Unless there is a Will, you cannot get a Grant of Probate, but you can still manage the estate and transfer the inheritance through a slightly different process.
The rules of intestacy set out who could apply with a Grant of Administration to administer the estate. The trustee distributes inheritance according to the laws of intestacy, without a Will determining how to transfer the properties on. Under those laws, only parents, civil partners, kids and other close relatives will inherit.
Visit our page on intestacy rules and estate administration to find out more. You can also give us a call on 01273 385833 and we can advise on how we could help.
Can I Challenge Someone’s Will?
You may be able to challenge or appeal a Will if you think it does not accurately represent the wishes of the deceased for their estate, or because, for other reasons, you feel it is invalid.

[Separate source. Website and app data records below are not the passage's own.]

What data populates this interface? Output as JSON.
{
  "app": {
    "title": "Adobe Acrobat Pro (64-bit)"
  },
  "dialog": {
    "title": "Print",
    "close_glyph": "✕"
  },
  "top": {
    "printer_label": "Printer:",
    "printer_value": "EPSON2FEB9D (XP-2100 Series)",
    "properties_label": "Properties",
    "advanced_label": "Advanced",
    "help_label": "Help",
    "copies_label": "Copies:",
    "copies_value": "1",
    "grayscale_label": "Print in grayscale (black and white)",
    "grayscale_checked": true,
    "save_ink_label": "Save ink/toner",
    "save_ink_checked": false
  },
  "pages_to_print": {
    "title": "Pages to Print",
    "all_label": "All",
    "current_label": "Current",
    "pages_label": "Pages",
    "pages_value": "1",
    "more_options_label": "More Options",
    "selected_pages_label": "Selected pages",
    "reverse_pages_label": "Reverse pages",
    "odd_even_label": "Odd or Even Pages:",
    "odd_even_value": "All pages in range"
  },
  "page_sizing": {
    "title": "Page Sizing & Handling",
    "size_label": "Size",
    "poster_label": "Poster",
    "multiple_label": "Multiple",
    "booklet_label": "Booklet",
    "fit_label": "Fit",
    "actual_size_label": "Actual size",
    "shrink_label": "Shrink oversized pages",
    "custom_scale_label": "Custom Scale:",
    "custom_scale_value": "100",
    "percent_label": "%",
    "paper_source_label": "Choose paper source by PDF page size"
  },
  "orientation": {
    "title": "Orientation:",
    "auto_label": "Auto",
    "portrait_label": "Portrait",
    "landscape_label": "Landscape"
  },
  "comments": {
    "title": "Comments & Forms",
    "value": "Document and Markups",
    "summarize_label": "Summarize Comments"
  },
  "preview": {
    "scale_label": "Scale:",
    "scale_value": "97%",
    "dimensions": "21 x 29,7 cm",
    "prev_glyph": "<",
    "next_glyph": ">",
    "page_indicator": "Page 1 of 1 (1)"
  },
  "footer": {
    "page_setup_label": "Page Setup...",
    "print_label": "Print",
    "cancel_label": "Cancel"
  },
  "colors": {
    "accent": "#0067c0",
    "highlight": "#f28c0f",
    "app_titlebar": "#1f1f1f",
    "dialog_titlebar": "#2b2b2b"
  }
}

You can contest a will if:
- The Will has been forged
- The deceased had reduced mental capacity when writing their Will
- The deceased was under undue influence when writing their Will
- You were financially dependent on the deceased and the Will doesn’t provide for you (as required by the Inheritance Act).
Can A Will Be Changed After Death?
You can change a valid Will, but you can only modify the share of the inheritance it has granted you. For example, you could:
- Give specific assets to different people instead
- Give away your whole entitlement
- Reduce inheritance tax
- Use your inheritance to set up a trust for your family.
To do this, you will need to apply for a document called a variation deed, or a family arrangement deed.
Changing a will after someone dies can be a tricky process. Contact our probate solicitors on 01273 385833 if you need advice and we can guide you through the process.
What Rights Does A Beneficiary Have?
A beneficiary is everyone from an estate who is entitled to obtain an inheritance.
If you are a beneficiary of a Will, you will have certain beneficiary rights to which the estate executor will adhere.
If the deceased left a valid Will, the names of the beneficiaries of their estate will appear in the Will. In the absence of a legitimate Will, the beneficiaries will be chosen according to the laws of intestacy.
During the probate process, the beneficiaries have the right to information. It is the duty of the executor to keep the beneficiaries up to date on how the administration of the estate is going. They must hold the estate accounts and display them to recipients when necessary.
Beneficiaries can take legal action against an executor if they violate these rights or if the executor mismanages the estate otherwise.
To learn more about how our specialist probate solicitors can help you with estate administration and other related issues, call us on 01273 385833 or contact us online and we’ll ring you back.